Construction was set to begin this week on a giant telescope on the barren summit of Mauna Kea, a volcano on Hawaii’s Big Island, considered the best observatory site in the Northern Hemisphere.
The project, however, has long drawn the opposition of those who say it would desecrate the mountain’s sacred ground.
On Wednesday, that opposition had a new face: About 30 Hawaiian elders were arrested as they blocked a road leading to Mauna Kea’s summit to halt the construction, organizers said. They described an emotional but peaceful scene as the elders, who were sitting under tents on the road, were escorted by police officers to nearby white vans while dozens of other protesters chanted and cried. Some had to be carried.
“We have come to the point in time where enough is enough,” Leilani Kaapuni, one of the elders, said in a phone interview. She said she was arrested for obstruction of a government road but later returned to the blockade. “This mountain is sacred,” she said.
A state spokesman confirmed the arrests, but the authorities could not immediately provide numbers of how many were arrested and what charges they might face. Later Wednesday, Gov. David Ige, a Democrat, said at a news conference that he had issued an emergency proclamation that would allow the authorities to better manage roadways and cordon off certain areas on the mountain.
He said that the protests had created a dangerous situation, that roads were being illegally occupied and that the state would work to ensure that the telescope’s construction could begin.
With a primary mirror bigger than a basketball court, the Thirty Meter Telescope, which is expected to be the largest in the Northern Hemisphere, has faced opposition for a decade.
Astronomers say the telescope would be able to study planets around other stars and peer into black holes in distant galaxies better than the Hubble Space Telescope. It would be built by an international partnership called the TMT International Observatory, led by the University of California and the California Institute of Technology but also including Japan, China, India and Canada.

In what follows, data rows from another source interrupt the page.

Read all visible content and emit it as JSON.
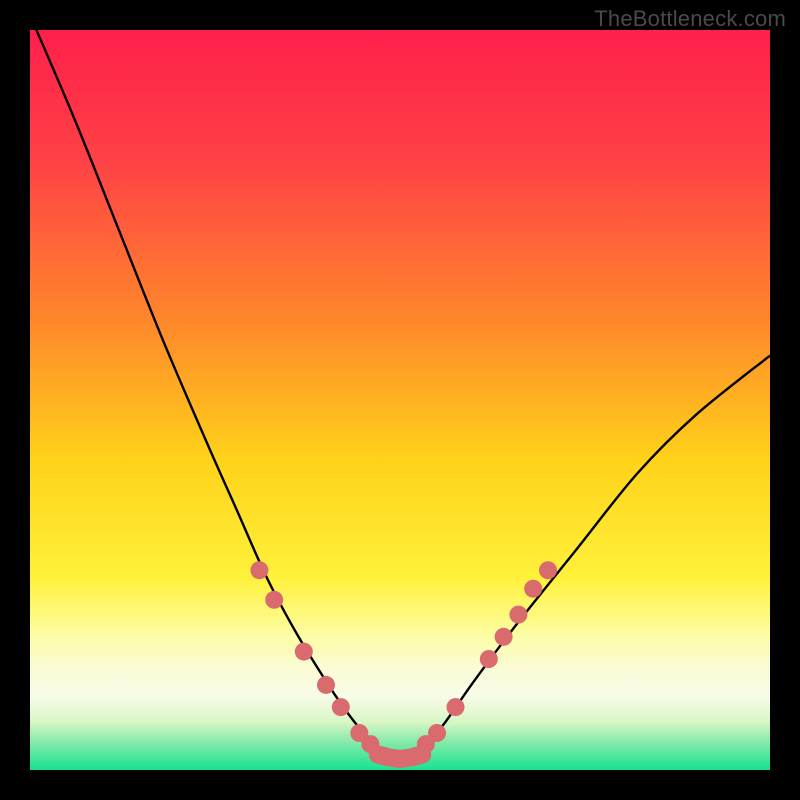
{
  "watermark": "TheBottleneck.com",
  "chart_data": {
    "type": "line",
    "title": "",
    "xlabel": "",
    "ylabel": "",
    "xlim": [
      0,
      100
    ],
    "ylim": [
      0,
      100
    ],
    "series": [
      {
        "name": "curve",
        "x": [
          0,
          6,
          12,
          18,
          24,
          28,
          32,
          36,
          40,
          42,
          44,
          46,
          48,
          50,
          52,
          54,
          56,
          60,
          66,
          74,
          82,
          90,
          100
        ],
        "y": [
          102,
          88,
          73,
          58,
          44,
          35,
          26,
          18.5,
          12,
          9,
          6.3,
          4,
          2.3,
          1.5,
          2.3,
          4,
          6.3,
          12,
          20,
          30,
          40,
          48,
          56
        ]
      }
    ],
    "markers": {
      "left": [
        [
          31,
          27
        ],
        [
          33,
          23
        ],
        [
          37,
          16
        ],
        [
          40,
          11.5
        ],
        [
          42,
          8.5
        ],
        [
          44.5,
          5
        ],
        [
          46,
          3.5
        ]
      ],
      "right": [
        [
          53.5,
          3.5
        ],
        [
          55,
          5
        ],
        [
          57.5,
          8.5
        ],
        [
          62,
          15
        ],
        [
          64,
          18
        ],
        [
          66,
          21
        ],
        [
          68,
          24.5
        ],
        [
          70,
          27
        ]
      ],
      "bottom": [
        [
          47,
          2.1
        ],
        [
          48.5,
          1.7
        ],
        [
          50,
          1.5
        ],
        [
          51.5,
          1.7
        ],
        [
          53,
          2.1
        ]
      ]
    },
    "gradient_stops": [
      {
        "offset": 0,
        "color": "#ff1f4b"
      },
      {
        "offset": 0.18,
        "color": "#ff4245"
      },
      {
        "offset": 0.4,
        "color": "#ff8a2a"
      },
      {
        "offset": 0.58,
        "color": "#ffd21a"
      },
      {
        "offset": 0.74,
        "color": "#fff13a"
      },
      {
        "offset": 0.82,
        "color": "#fcfda6"
      },
      {
        "offset": 0.865,
        "color": "#fbfbd8"
      },
      {
        "offset": 0.9,
        "color": "#f8fce8"
      },
      {
        "offset": 0.935,
        "color": "#d8f6c6"
      },
      {
        "offset": 0.965,
        "color": "#7de9a8"
      },
      {
        "offset": 1.0,
        "color": "#17e38f"
      }
    ],
    "marker_color": "#d96a6e",
    "curve_color": "#000000"
  }
}
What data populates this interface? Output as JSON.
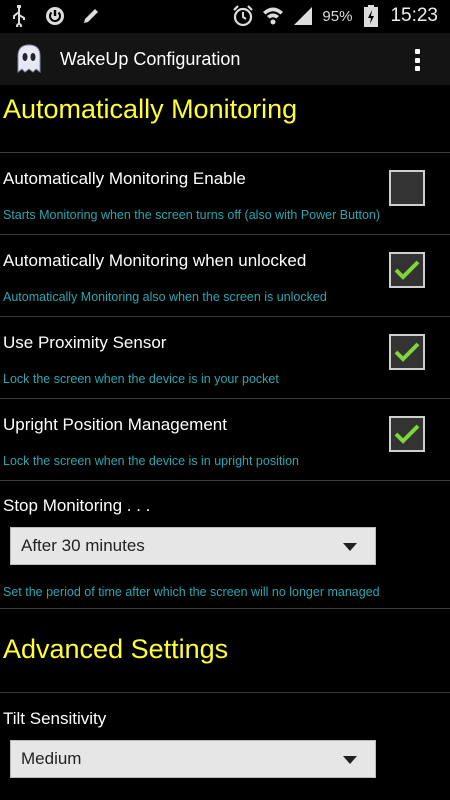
{
  "status_bar": {
    "icons_left": [
      "usb-icon",
      "power-icon",
      "pencil-icon"
    ],
    "icons_right": [
      "alarm-icon",
      "wifi-icon",
      "signal-icon",
      "battery-charging-icon"
    ],
    "battery": "95%",
    "time": "15:23"
  },
  "action_bar": {
    "title": "WakeUp Configuration",
    "app_icon": "ghost-icon",
    "menu_icon": "overflow-menu-icon"
  },
  "sections": {
    "auto_monitoring": "Automatically Monitoring",
    "advanced": "Advanced Settings"
  },
  "prefs": {
    "enable": {
      "title": "Automatically Monitoring Enable",
      "summary": "Starts Monitoring when the screen turns off (also with Power Button)",
      "checked": false
    },
    "unlocked": {
      "title": "Automatically Monitoring when unlocked",
      "summary": "Automatically Monitoring also when the screen is unlocked",
      "checked": true
    },
    "proximity": {
      "title": "Use Proximity Sensor",
      "summary": "Lock the screen when the device is in your pocket",
      "checked": true
    },
    "upright": {
      "title": "Upright Position Management",
      "summary": "Lock the screen when the device is in upright position",
      "checked": true
    },
    "stop": {
      "title": "Stop Monitoring . . .",
      "value": "After 30 minutes",
      "summary": "Set the period of time after which the screen will no longer managed"
    },
    "tilt": {
      "title": "Tilt Sensitivity",
      "value": "Medium"
    }
  },
  "colors": {
    "accent_yellow": "#ffff33",
    "summary_teal": "#2aa6b0",
    "check_green": "#7dd63a"
  }
}
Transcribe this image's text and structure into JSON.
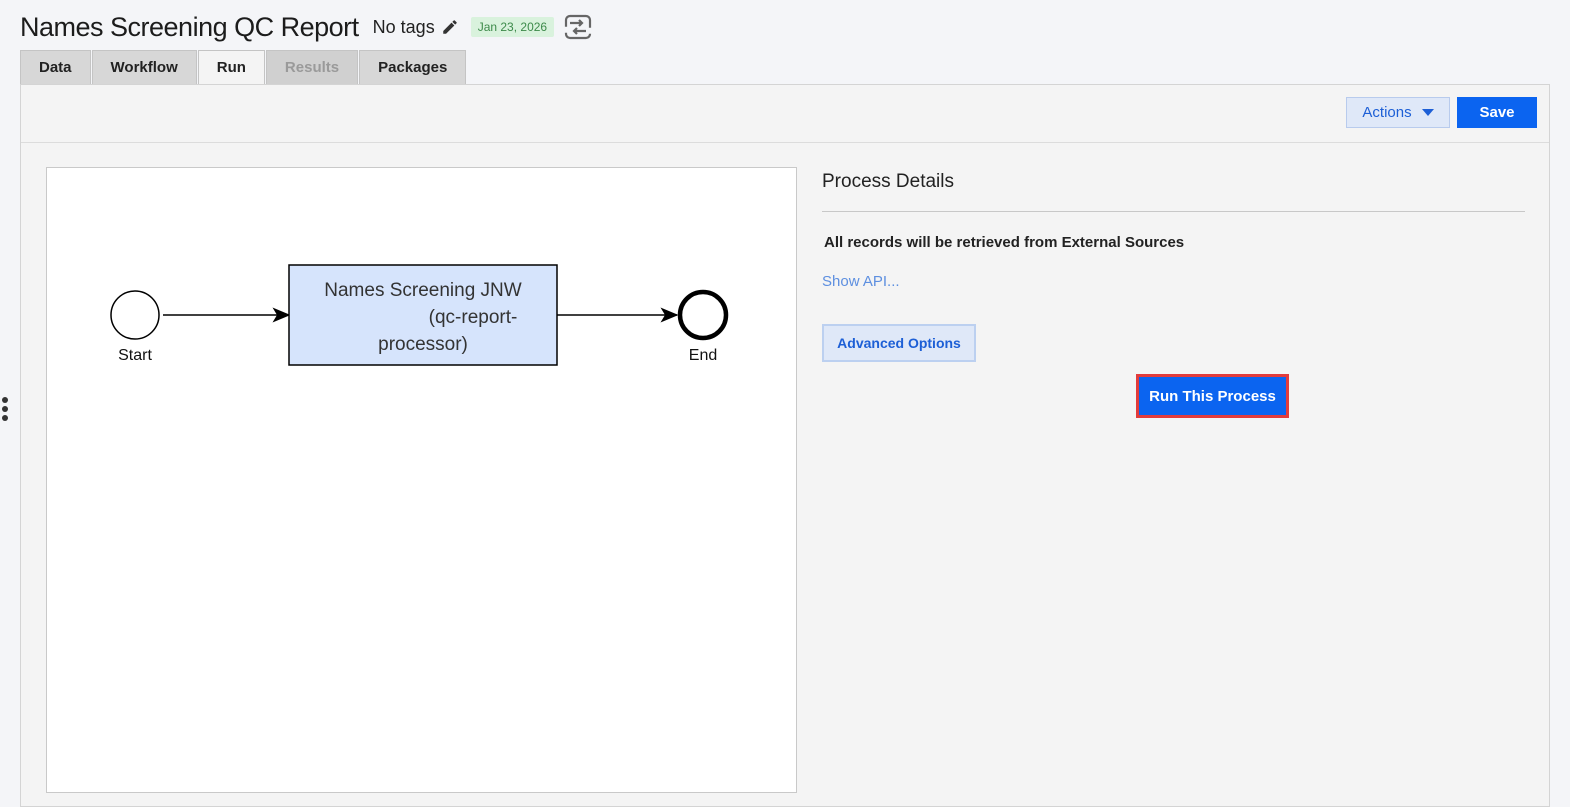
{
  "header": {
    "title": "Names Screening QC Report",
    "tags_label": "No tags",
    "date": "Jan 23, 2026"
  },
  "tabs": [
    {
      "label": "Data",
      "state": "normal"
    },
    {
      "label": "Workflow",
      "state": "normal"
    },
    {
      "label": "Run",
      "state": "active"
    },
    {
      "label": "Results",
      "state": "disabled"
    },
    {
      "label": "Packages",
      "state": "normal"
    }
  ],
  "toolbar": {
    "actions_label": "Actions",
    "save_label": "Save"
  },
  "diagram": {
    "start_label": "Start",
    "task_line1": "Names Screening JNW",
    "task_line2": "(qc-report-",
    "task_line3": "processor)",
    "end_label": "End"
  },
  "details": {
    "title": "Process Details",
    "records_note": "All records will be retrieved from External Sources",
    "show_api": "Show API...",
    "advanced_options": "Advanced Options",
    "run_button": "Run This Process"
  },
  "colors": {
    "primary": "#0b64f0",
    "secondary_bg": "#dfe8f8",
    "badge_bg": "#d9f2dd",
    "badge_text": "#3d8a4a",
    "task_fill": "#d6e4fc",
    "highlight_border": "#e23c3c",
    "link": "#5d8fe0"
  }
}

The TMT International Observatory declined to comment Wednesday.
Over the years, activists have staged protests and filed lawsuits to halt the telescope’s construction. Thirteen major telescopes already exist on the summit, and some have said that decades of telescope building on Mauna Kea have negatively affected cultural and religious practices.
Last week, a coalition of activists filed a legal challenge in the 3rd Circuit Court of Hawaii, seeking an injunction against the telescope’s construction.
Protesters had gathered on the road since Friday, after Ige’s July 10 announcement that construction on the telescope would begin this week.
It was not clear how that timeline would be affected by the blockade, and Ige said at the news conference that there was no concrete date by which construction was expected to begin.
“I think we are looking at being able to provide safe access of equipment to the site, and we are committed to do that,” he said.
As of late Wednesday afternoon, protesters were still blocking the road. It was unclear whether more arrests were expected.
Kealoha Pisciotta, a protest organizer, said that she and other opponents did not intend to leave the road until the project was halted. She said Wednesday’s arrests were “extremely difficult to watch.”
“They are our elders,” she said. “They decided rather than having to see their young children and young people being arrested that they were going to take the arrests. They asked everyone to abide by their will to do this, on behalf of the people.”
This article originally appeared in The New York Times.